--- Assigned task ---
Look through the material below and show every line with the word "true".

--- Supplied material ---

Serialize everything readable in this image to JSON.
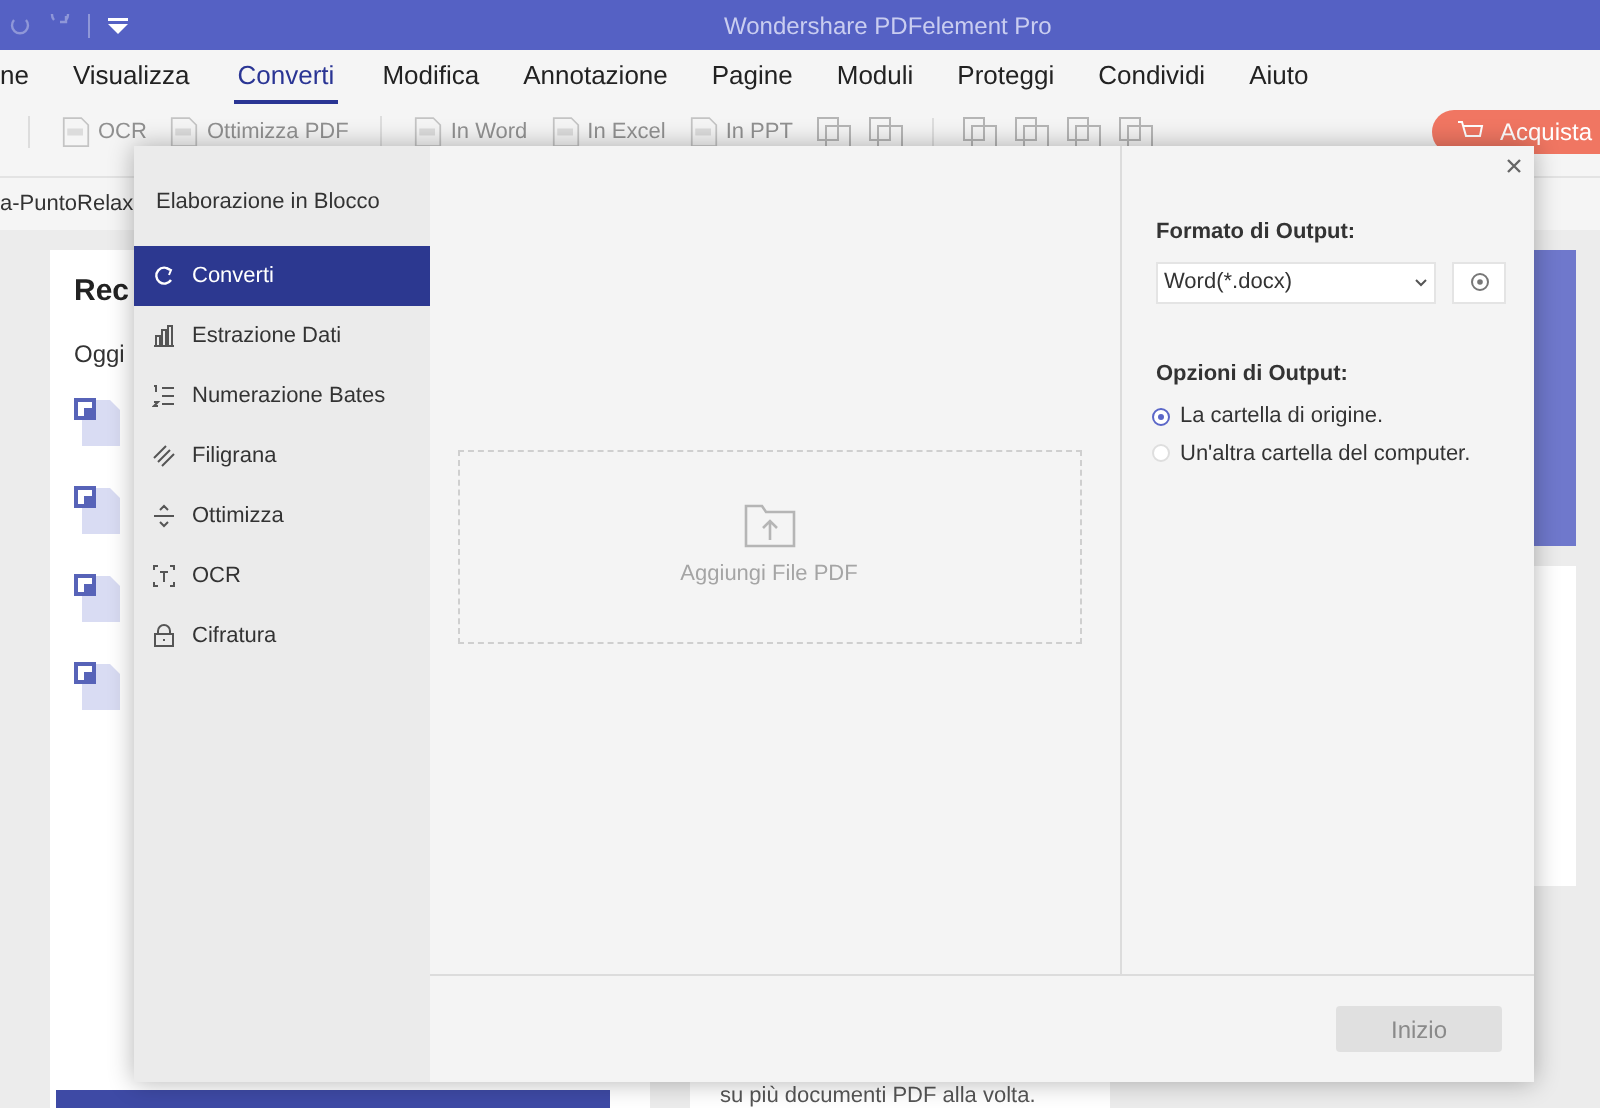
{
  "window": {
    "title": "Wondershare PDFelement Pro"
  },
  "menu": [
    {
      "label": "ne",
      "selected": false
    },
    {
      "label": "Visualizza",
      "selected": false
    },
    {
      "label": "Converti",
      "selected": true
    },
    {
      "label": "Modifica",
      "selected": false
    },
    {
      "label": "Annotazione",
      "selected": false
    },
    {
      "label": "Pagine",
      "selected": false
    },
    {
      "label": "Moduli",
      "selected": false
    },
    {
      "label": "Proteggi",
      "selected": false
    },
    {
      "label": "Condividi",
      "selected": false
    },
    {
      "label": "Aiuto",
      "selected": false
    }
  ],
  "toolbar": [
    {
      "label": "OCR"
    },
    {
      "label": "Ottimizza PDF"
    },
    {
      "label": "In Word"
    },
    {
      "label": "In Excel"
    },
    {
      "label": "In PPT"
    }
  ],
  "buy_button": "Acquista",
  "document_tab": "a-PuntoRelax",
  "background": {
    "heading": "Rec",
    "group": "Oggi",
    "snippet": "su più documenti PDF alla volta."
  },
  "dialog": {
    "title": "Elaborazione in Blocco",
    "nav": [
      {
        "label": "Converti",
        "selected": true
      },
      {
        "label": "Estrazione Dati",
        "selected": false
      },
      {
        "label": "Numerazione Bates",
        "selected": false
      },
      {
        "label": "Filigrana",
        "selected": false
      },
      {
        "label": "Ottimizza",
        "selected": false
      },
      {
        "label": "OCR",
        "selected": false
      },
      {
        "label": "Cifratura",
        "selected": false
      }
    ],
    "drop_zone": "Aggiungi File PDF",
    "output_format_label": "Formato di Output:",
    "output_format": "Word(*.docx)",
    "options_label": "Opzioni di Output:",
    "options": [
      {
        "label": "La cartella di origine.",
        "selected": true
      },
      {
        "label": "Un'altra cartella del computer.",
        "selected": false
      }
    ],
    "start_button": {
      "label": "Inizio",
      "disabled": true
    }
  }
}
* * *
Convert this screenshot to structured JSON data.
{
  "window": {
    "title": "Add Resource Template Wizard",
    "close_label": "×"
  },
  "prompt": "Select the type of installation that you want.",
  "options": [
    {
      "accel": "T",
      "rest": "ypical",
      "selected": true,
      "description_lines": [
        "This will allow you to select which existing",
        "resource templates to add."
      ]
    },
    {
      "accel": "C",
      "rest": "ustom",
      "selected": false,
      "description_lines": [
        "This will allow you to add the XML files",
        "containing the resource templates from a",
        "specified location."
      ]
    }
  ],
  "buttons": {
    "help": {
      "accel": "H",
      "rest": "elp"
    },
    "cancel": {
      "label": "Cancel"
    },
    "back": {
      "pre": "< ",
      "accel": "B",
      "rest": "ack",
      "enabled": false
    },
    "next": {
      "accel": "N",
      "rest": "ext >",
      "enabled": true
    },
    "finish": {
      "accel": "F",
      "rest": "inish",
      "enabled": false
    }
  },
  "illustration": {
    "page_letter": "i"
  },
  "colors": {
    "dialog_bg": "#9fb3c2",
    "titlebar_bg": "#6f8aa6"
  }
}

--- Solved exercise ---
      "selected": true
        "selected": true
        "selected": true
      "disabled": true
      "selected": true,
      "enabled": true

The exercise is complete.